Vast support for grassroots economics group

A professional association for economists working outside mainstream economic thought attracted more than 3,500 members within a week of being launched.

Membership of the World Economics Association (WEA) has now exceeded 6,000, making it one of the largest such groups in the field.

Embarrassment felt within the profession during the global financial collapse is one of the primary reasons behind the launch of the group. While some economists have said that the financial crisis of 2008 could not have been foreseen, WEA believes that this is not the case.

Ann Pettifor, a founding member of the association, anticipated the financial collapse in 2006 in her book, The Coming First World Debt Crisis. Other economists had seen the signs and warned of the impending turmoil but had difficulty publishing their findings in leading journals, the association has stated.

In order to give voice to such economists, WEA will run online conferences and produce two publications: the World Economic Journal, and Economic Thought, which will focus on the history, methodology and philosophy of economics. The Real World Economics Review, an existing online journal, will continue under the umbrella of WEA and deal with current policy issues.

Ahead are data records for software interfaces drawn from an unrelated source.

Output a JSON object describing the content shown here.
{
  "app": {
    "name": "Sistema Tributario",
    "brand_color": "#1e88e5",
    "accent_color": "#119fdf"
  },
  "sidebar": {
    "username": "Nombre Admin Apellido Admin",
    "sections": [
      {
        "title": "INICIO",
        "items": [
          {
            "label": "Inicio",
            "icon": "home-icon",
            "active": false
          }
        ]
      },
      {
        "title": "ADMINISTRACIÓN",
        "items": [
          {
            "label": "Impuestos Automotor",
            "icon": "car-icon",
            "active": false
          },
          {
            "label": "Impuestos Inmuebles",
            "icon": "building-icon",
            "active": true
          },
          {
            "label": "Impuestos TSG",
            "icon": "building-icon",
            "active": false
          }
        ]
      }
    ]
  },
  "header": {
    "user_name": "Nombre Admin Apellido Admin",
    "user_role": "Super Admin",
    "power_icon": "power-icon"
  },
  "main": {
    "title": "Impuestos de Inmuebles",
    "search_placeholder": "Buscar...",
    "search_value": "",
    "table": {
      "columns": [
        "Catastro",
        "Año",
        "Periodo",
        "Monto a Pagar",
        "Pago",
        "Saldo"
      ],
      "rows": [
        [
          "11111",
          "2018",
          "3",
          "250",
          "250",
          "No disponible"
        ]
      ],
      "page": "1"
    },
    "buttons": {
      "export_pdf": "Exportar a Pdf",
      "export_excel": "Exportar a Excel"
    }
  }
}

Edward Fullbrook, WEA’s lead organiser and editor of Real World Economics Review, said: “The financial crisis has exposed how limited the understanding of mainstream economists is, in terms of what is going on in the real economy.”

The American Economic Association (AEA) is currently the main global economic association. “Although half its members are from outside the US, the AEA has a very strong national focus and does not serve the economic community in other regions and continents very well,” said Fullbrook, adding: “The same is true for the established journals.” With enlightened economists such Herman Daly, author of Ecological Economics, also among its founding members, the WEA hopes to increase the relevance, breadth and depth of economic thought, so that in the future the economics profession will be better equipped to serve humankind.

The association, which is registered as a community interest company in the UK, promises to be an international and inclusive body. “A great many economists all over the world have been waiting for a more inclusive association, which will give voice to an enthusiastic professional membership and cannot be ignored,” said Fullbrook.

Membership is free and also open to non-economists.

“The public should be interested simply because of the enormous impact economics has via policy,” said Fullbrook. Referring to the financial crisis he added: “Those policies were wrong, but didn’t have to be. There were ideas and analysis that could have helped, but which were ignored. That cost jobs and loss of wealth. We want to help make sure that doesn’t happen again.”